Here is another example of the vast array of spring greens that you can find at any local pazar or Turkish street market, but especially out in the country and especially in spring.
|I think it looks great! Omelette made with these spring greens and some tomato|
Last week we were in Assos, our village overlooking the beautiful Aegean, and I took this picture at the weekly market in our neighbouring town of Ayvacık.
How can I not have noticed this particular one before? They are so delicate with their elongated stems and little bulb at the end of each, almost designer.
|they look so elegant, don’t they?|
What it is, of course, is an offshoot of the simple spring onion. In the village, nothing is wasted and this is a good example of waste not, want not. One bunch was 1 lira so I bought one, and at the same time found out how to prepare it.
Cut off that bulb-like end, the cücük, I was advised. Then chop up the stems and crack an egg or two on top. Finish off with a sprinkling of chopped dill.
|as you can see, the stems are not only sturdy but hollow inside|
|I actually went the omelette way and added some chopped tomato|
|Here we are: omelette with chopped cücük stems|
Over the years I have discovered that this is the classic Turkish answer to any kind of greenery. Eggs, and then, failing that, use that particular herb or greenery in a börek!
I really thought this would taste overwhelmingly of spring onions but to my surprise, it wasn’t so much the taste that made it special but the texture: crunchy!

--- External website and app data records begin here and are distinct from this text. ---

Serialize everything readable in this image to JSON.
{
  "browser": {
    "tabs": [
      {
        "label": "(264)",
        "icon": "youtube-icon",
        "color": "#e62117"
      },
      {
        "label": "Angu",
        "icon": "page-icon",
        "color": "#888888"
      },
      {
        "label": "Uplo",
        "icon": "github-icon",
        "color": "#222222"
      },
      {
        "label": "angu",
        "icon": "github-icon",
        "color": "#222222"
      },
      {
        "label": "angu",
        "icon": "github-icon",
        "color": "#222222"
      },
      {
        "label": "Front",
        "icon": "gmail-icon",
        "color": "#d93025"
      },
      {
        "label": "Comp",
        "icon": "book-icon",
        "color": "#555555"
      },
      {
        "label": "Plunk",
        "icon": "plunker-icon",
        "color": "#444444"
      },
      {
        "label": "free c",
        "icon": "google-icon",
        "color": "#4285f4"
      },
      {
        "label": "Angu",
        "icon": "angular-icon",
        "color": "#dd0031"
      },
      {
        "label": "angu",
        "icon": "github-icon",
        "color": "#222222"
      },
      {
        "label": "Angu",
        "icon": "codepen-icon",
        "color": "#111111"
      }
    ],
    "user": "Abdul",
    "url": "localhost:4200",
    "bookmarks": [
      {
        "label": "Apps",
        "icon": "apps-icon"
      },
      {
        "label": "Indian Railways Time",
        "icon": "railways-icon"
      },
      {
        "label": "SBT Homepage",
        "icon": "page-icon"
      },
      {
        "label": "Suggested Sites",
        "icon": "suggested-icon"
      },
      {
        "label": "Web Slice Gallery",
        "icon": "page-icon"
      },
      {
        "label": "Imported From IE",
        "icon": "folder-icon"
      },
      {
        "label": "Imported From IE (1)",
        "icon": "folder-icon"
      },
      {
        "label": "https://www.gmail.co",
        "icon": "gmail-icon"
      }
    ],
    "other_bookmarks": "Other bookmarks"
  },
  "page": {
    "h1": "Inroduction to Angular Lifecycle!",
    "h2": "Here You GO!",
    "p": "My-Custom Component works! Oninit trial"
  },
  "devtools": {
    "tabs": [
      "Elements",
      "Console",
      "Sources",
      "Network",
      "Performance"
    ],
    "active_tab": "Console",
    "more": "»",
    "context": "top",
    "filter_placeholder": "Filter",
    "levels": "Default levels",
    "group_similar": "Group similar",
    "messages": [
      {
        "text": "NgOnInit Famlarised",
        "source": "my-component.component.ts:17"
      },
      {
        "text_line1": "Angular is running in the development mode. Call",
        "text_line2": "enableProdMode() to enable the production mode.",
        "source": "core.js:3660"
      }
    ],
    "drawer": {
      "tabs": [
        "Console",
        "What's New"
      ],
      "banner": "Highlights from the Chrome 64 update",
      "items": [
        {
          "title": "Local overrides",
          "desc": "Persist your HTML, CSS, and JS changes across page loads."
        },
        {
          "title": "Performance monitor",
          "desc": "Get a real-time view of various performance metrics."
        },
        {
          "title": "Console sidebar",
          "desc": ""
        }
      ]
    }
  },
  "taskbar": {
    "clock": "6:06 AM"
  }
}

So the moral of the story is: don’t hesitate if you see something different and perhaps unknown at your local market this week. For sure, if it’s on sale, it won’t harm you so why don’t you buy it and try it in the time-honoured Turkish way with eggs or otherwise in a börek? Whatever you do, it’ll make a healthy dish!